**Input for this task:**
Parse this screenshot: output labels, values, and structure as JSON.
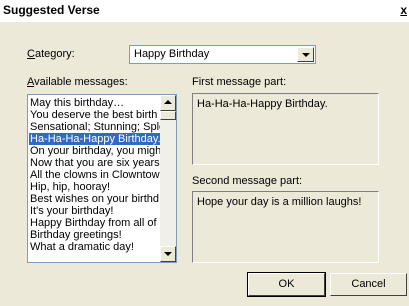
{
  "window": {
    "title": "Suggested Verse",
    "close_label": "x"
  },
  "category": {
    "label_prefix": "C",
    "label_rest": "ategory:",
    "value": "Happy Birthday"
  },
  "available": {
    "label_prefix": "A",
    "label_rest": "vailable messages:",
    "items": [
      "May this birthday…",
      "You deserve the best birth",
      "Sensational; Stunning; Sple",
      "Ha-Ha-Ha-Happy Birthday.",
      "On your birthday, you migh",
      "Now that you are six years",
      "All the clowns in Clowntowr",
      "Hip, hip, hooray!",
      "Best wishes on your birthd",
      "It's your birthday!",
      "Happy Birthday from all of",
      "Birthday greetings!",
      "What a dramatic day!"
    ],
    "selected_item": "Ha-Ha-Ha-Happy Birthday."
  },
  "first_part": {
    "label": "First message part:",
    "text": "Ha-Ha-Ha-Happy Birthday."
  },
  "second_part": {
    "label": "Second message part:",
    "text": "Hope your day is a million laughs!"
  },
  "buttons": {
    "ok": "OK",
    "cancel": "Cancel"
  }
}
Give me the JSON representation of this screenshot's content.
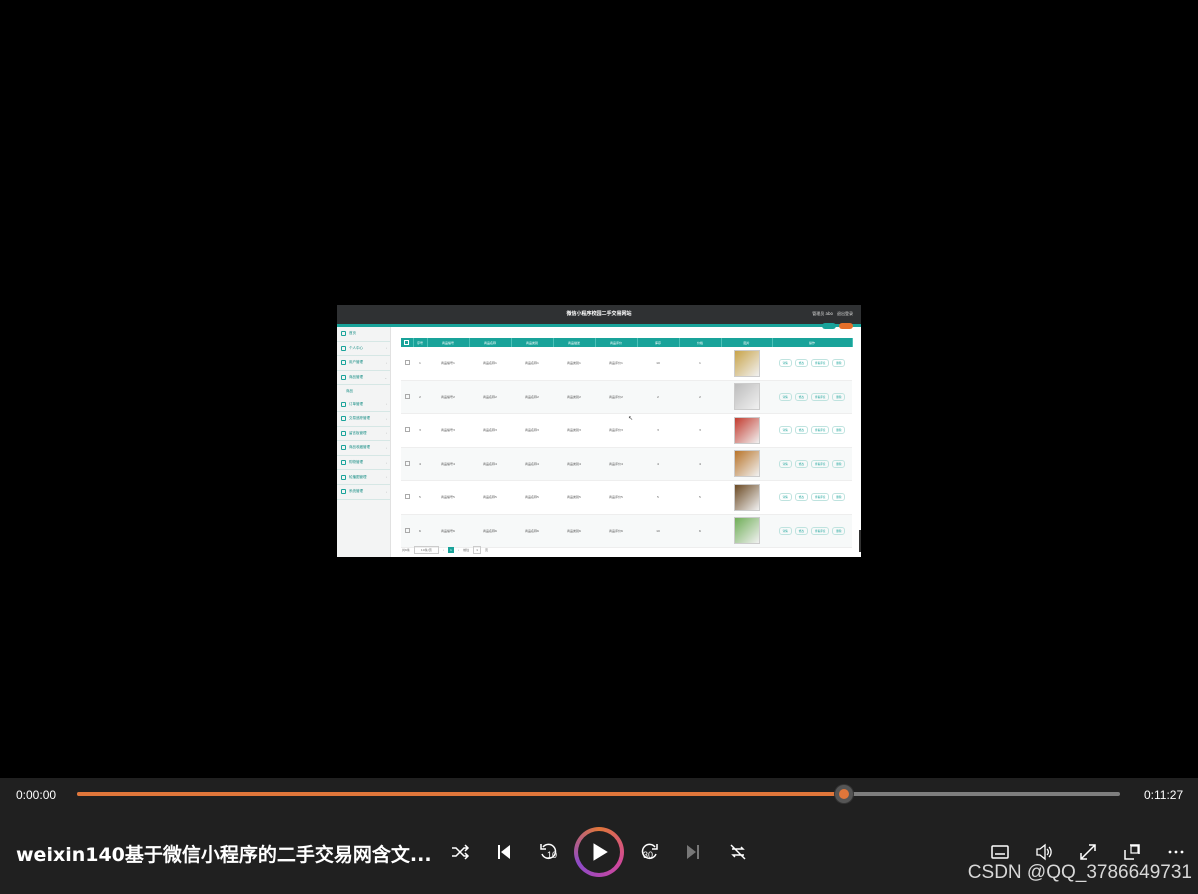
{
  "app": {
    "title": "微信小程序校园二手交易网站",
    "user": "管理员 abo",
    "logout": "退出登录"
  },
  "sidebar": {
    "items": [
      {
        "label": "首页"
      },
      {
        "label": "个人中心"
      },
      {
        "label": "用户管理"
      },
      {
        "label": "商品管理"
      },
      {
        "label": "订单管理"
      },
      {
        "label": "交易追踪管理"
      },
      {
        "label": "留言板管理"
      },
      {
        "label": "商品收藏管理"
      },
      {
        "label": "购物管理"
      },
      {
        "label": "轮播图管理"
      },
      {
        "label": "系统管理"
      }
    ],
    "sub_label": "商品"
  },
  "table": {
    "headers": [
      "",
      "序号",
      "商品编号",
      "商品名称",
      "商品类别",
      "商品描述",
      "商品评价",
      "库存",
      "价格",
      "图片",
      "操作"
    ],
    "rows": [
      {
        "idx": "1",
        "c1": "商品编号1",
        "c2": "商品名称1",
        "c3": "商品名称1",
        "c4": "商品类别1",
        "c5": "商品评价1",
        "stock": "10",
        "price": "1",
        "img_color": "#c8a44a"
      },
      {
        "idx": "2",
        "c1": "商品编号2",
        "c2": "商品名称2",
        "c3": "商品名称2",
        "c4": "商品类别2",
        "c5": "商品评价2",
        "stock": "2",
        "price": "2",
        "img_color": "#bdbdbd"
      },
      {
        "idx": "3",
        "c1": "商品编号3",
        "c2": "商品名称3",
        "c3": "商品名称3",
        "c4": "商品类别3",
        "c5": "商品评价3",
        "stock": "3",
        "price": "3",
        "img_color": "#c23b2e"
      },
      {
        "idx": "4",
        "c1": "商品编号4",
        "c2": "商品名称4",
        "c3": "商品名称4",
        "c4": "商品类别4",
        "c5": "商品评价4",
        "stock": "4",
        "price": "4",
        "img_color": "#b8742a"
      },
      {
        "idx": "5",
        "c1": "商品编号5",
        "c2": "商品名称5",
        "c3": "商品名称5",
        "c4": "商品类别5",
        "c5": "商品评价5",
        "stock": "5",
        "price": "5",
        "img_color": "#6b4a24"
      },
      {
        "idx": "6",
        "c1": "商品编号6",
        "c2": "商品名称6",
        "c3": "商品名称6",
        "c4": "商品类别6",
        "c5": "商品评价6",
        "stock": "10",
        "price": "6",
        "img_color": "#6fae57"
      }
    ],
    "ops": [
      "详情",
      "修改",
      "查看评论",
      "删除"
    ]
  },
  "pager": {
    "total": "共6条",
    "per_page": "10条/页",
    "current": "1",
    "goto": "前往",
    "page_input": "1",
    "page_unit": "页"
  },
  "player": {
    "current_time": "0:00:00",
    "total_time": "0:11:27",
    "progress_fraction": 0.735,
    "title": "weixin140基于微信小程序的二手交易网含文...",
    "skip_back": "10",
    "skip_forward": "30",
    "watermark": "CSDN @QQ_3786649731",
    "accent": "#e0763a"
  }
}
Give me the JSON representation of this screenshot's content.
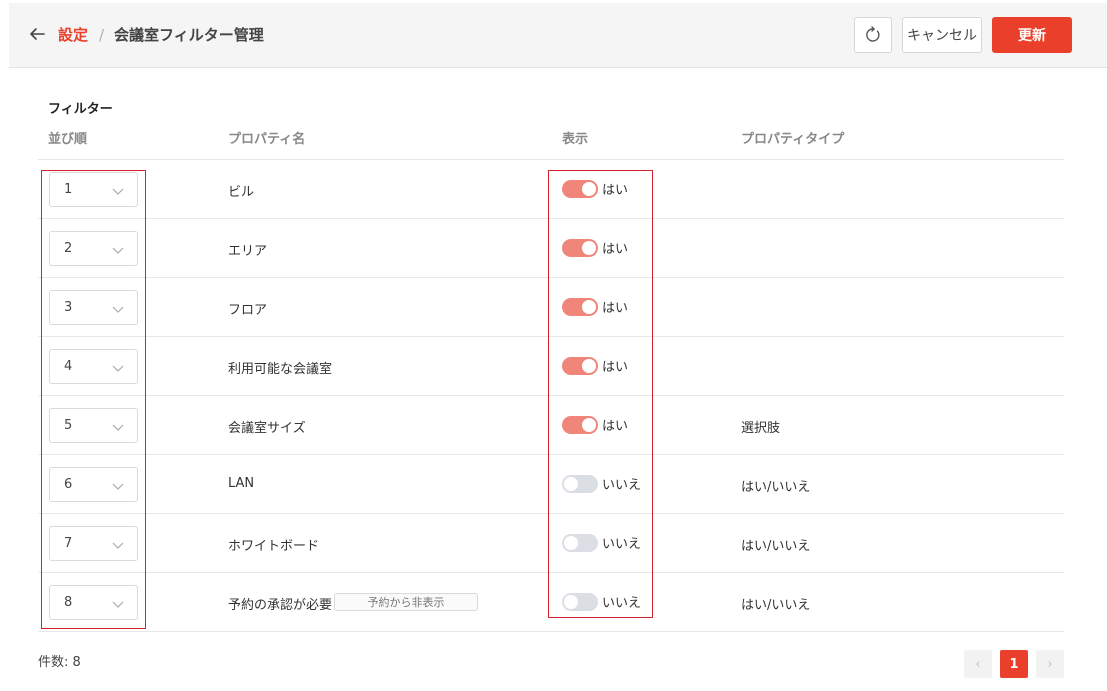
{
  "header": {
    "breadcrumb_link": "設定",
    "breadcrumb_separator": "/",
    "breadcrumb_current": "会議室フィルター管理",
    "cancel_label": "キャンセル",
    "update_label": "更新"
  },
  "colors": {
    "accent": "#ea3f2a",
    "toggle_on": "#f0857a",
    "toggle_off": "#dcdee6",
    "highlight_box": "#d0232c"
  },
  "section": {
    "title": "フィルター"
  },
  "table": {
    "columns": {
      "order": "並び順",
      "name": "プロパティ名",
      "show": "表示",
      "type": "プロパティタイプ"
    },
    "rows": [
      {
        "order": "1",
        "name": "ビル",
        "show_label": "はい",
        "enabled": true,
        "type": ""
      },
      {
        "order": "2",
        "name": "エリア",
        "show_label": "はい",
        "enabled": true,
        "type": ""
      },
      {
        "order": "3",
        "name": "フロア",
        "show_label": "はい",
        "enabled": true,
        "type": ""
      },
      {
        "order": "4",
        "name": "利用可能な会議室",
        "show_label": "はい",
        "enabled": true,
        "type": ""
      },
      {
        "order": "5",
        "name": "会議室サイズ",
        "show_label": "はい",
        "enabled": true,
        "type": "選択肢"
      },
      {
        "order": "6",
        "name": "LAN",
        "show_label": "いいえ",
        "enabled": false,
        "type": "はい/いいえ"
      },
      {
        "order": "7",
        "name": "ホワイトボード",
        "show_label": "いいえ",
        "enabled": false,
        "type": "はい/いいえ"
      },
      {
        "order": "8",
        "name": "予約の承認が必要",
        "tag": "予約から非表示",
        "show_label": "いいえ",
        "enabled": false,
        "type": "はい/いいえ"
      }
    ]
  },
  "footer": {
    "count_label": "件数: 8",
    "pagination": {
      "prev": "‹",
      "current": "1",
      "next": "›"
    }
  },
  "icons": {
    "back": "arrow-left-icon",
    "refresh": "refresh-icon",
    "chevron": "chevron-down-icon"
  }
}
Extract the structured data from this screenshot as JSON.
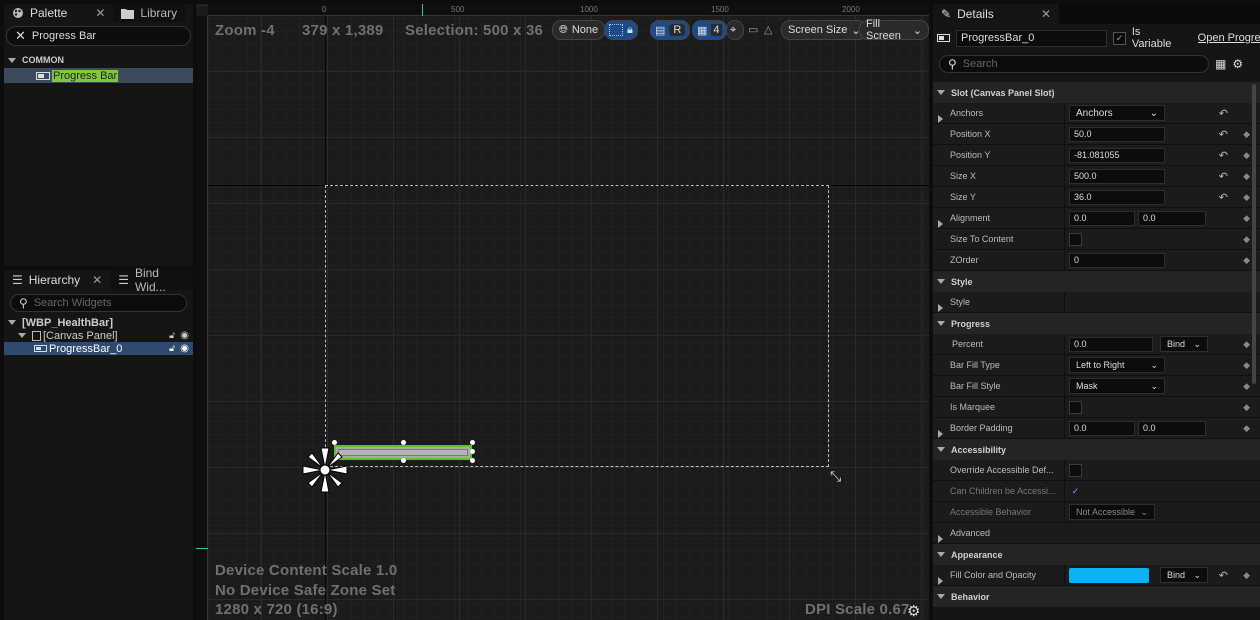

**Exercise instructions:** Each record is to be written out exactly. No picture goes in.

**Task result:**
Parse this screenshot: output labels, values, and structure as JSON.
{
  "window": {
    "title": "Suggested Verse",
    "close_label": "x"
  },
  "category": {
    "label_prefix": "C",
    "label_rest": "ategory:",
    "value": "Happy Birthday"
  },
  "available": {
    "label_prefix": "A",
    "label_rest": "vailable messages:",
    "items": [
      "May this birthday…",
      "You deserve the best birth",
      "Sensational; Stunning; Sple",
      "Ha-Ha-Ha-Happy Birthday.",
      "On your birthday, you migh",
      "Now that you are six years",
      "All the clowns in Clowntowr",
      "Hip, hip, hooray!",
      "Best wishes on your birthd",
      "It's your birthday!",
      "Happy Birthday from all of",
      "Birthday greetings!",
      "What a dramatic day!"
    ],
    "selected_item": "Ha-Ha-Ha-Happy Birthday."
  },
  "first_part": {
    "label": "First message part:",
    "text": "Ha-Ha-Ha-Happy Birthday."
  },
  "second_part": {
    "label": "Second message part:",
    "text": "Hope your day is a million laughs!"
  },
  "buttons": {
    "ok": "OK",
    "cancel": "Cancel"
  }
}
Give me the JSON representation of this screenshot's content.
{
  "app": {
    "title": "微信小程序校园二手交易网站",
    "user": "管理员 abo",
    "logout": "退出登录"
  },
  "sidebar": {
    "items": [
      {
        "label": "首页"
      },
      {
        "label": "个人中心"
      },
      {
        "label": "用户管理"
      },
      {
        "label": "商品管理"
      },
      {
        "label": "订单管理"
      },
      {
        "label": "交易追踪管理"
      },
      {
        "label": "留言板管理"
      },
      {
        "label": "商品收藏管理"
      },
      {
        "label": "购物管理"
      },
      {
        "label": "轮播图管理"
      },
      {
        "label": "系统管理"
      }
    ],
    "sub_label": "商品"
  },
  "table": {
    "headers": [
      "",
      "序号",
      "商品编号",
      "商品名称",
      "商品类别",
      "商品描述",
      "商品评价",
      "库存",
      "价格",
      "图片",
      "操作"
    ],
    "rows": [
      {
        "idx": "1",
        "c1": "商品编号1",
        "c2": "商品名称1",
        "c3": "商品名称1",
        "c4": "商品类别1",
        "c5": "商品评价1",
        "stock": "10",
        "price": "1",
        "img_color": "#c8a44a"
      },
      {
        "idx": "2",
        "c1": "商品编号2",
        "c2": "商品名称2",
        "c3": "商品名称2",
        "c4": "商品类别2",
        "c5": "商品评价2",
        "stock": "2",
        "price": "2",
        "img_color": "#bdbdbd"
      },
      {
        "idx": "3",
        "c1": "商品编号3",
        "c2": "商品名称3",
        "c3": "商品名称3",
        "c4": "商品类别3",
        "c5": "商品评价3",
        "stock": "3",
        "price": "3",
        "img_color": "#c23b2e"
      },
      {
        "idx": "4",
        "c1": "商品编号4",
        "c2": "商品名称4",
        "c3": "商品名称4",
        "c4": "商品类别4",
        "c5": "商品评价4",
        "stock": "4",
        "price": "4",
        "img_color": "#b8742a"
      },
      {
        "idx": "5",
        "c1": "商品编号5",
        "c2": "商品名称5",
        "c3": "商品名称5",
        "c4": "商品类别5",
        "c5": "商品评价5",
        "stock": "5",
        "price": "5",
        "img_color": "#6b4a24"
      },
      {
        "idx": "6",
        "c1": "商品编号6",
        "c2": "商品名称6",
        "c3": "商品名称6",
        "c4": "商品类别6",
        "c5": "商品评价6",
        "stock": "10",
        "price": "6",
        "img_color": "#6fae57"
      }
    ],
    "ops": [
      "详情",
      "修改",
      "查看评论",
      "删除"
    ]
  },
  "pager": {
    "total": "共6条",
    "per_page": "10条/页",
    "current": "1",
    "goto": "前往",
    "page_input": "1",
    "page_unit": "页"
  },
  "player": {
    "current_time": "0:00:00",
    "total_time": "0:11:27",
    "progress_fraction": 0.735,
    "title": "weixin140基于微信小程序的二手交易网含文...",
    "skip_back": "10",
    "skip_forward": "30",
    "watermark": "CSDN @QQ_3786649731",
    "accent": "#e0763a"
  }
}
Give me the JSON representation of this screenshot's content.
{
  "header": {
    "breadcrumb_link": "設定",
    "breadcrumb_separator": "/",
    "breadcrumb_current": "会議室フィルター管理",
    "cancel_label": "キャンセル",
    "update_label": "更新"
  },
  "colors": {
    "accent": "#ea3f2a",
    "toggle_on": "#f0857a",
    "toggle_off": "#dcdee6",
    "highlight_box": "#d0232c"
  },
  "section": {
    "title": "フィルター"
  },
  "table": {
    "columns": {
      "order": "並び順",
      "name": "プロパティ名",
      "show": "表示",
      "type": "プロパティタイプ"
    },
    "rows": [
      {
        "order": "1",
        "name": "ビル",
        "show_label": "はい",
        "enabled": true,
        "type": ""
      },
      {
        "order": "2",
        "name": "エリア",
        "show_label": "はい",
        "enabled": true,
        "type": ""
      },
      {
        "order": "3",
        "name": "フロア",
        "show_label": "はい",
        "enabled": true,
        "type": ""
      },
      {
        "order": "4",
        "name": "利用可能な会議室",
        "show_label": "はい",
        "enabled": true,
        "type": ""
      },
      {
        "order": "5",
        "name": "会議室サイズ",
        "show_label": "はい",
        "enabled": true,
        "type": "選択肢"
      },
      {
        "order": "6",
        "name": "LAN",
        "show_label": "いいえ",
        "enabled": false,
        "type": "はい/いいえ"
      },
      {
        "order": "7",
        "name": "ホワイトボード",
        "show_label": "いいえ",
        "enabled": false,
        "type": "はい/いいえ"
      },
      {
        "order": "8",
        "name": "予約の承認が必要",
        "tag": "予約から非表示",
        "show_label": "いいえ",
        "enabled": false,
        "type": "はい/いいえ"
      }
    ]
  },
  "footer": {
    "count_label": "件数: 8",
    "pagination": {
      "prev": "‹",
      "current": "1",
      "next": "›"
    }
  },
  "icons": {
    "back": "arrow-left-icon",
    "refresh": "refresh-icon",
    "chevron": "chevron-down-icon"
  }
}
Extract the structured data from this screenshot as JSON.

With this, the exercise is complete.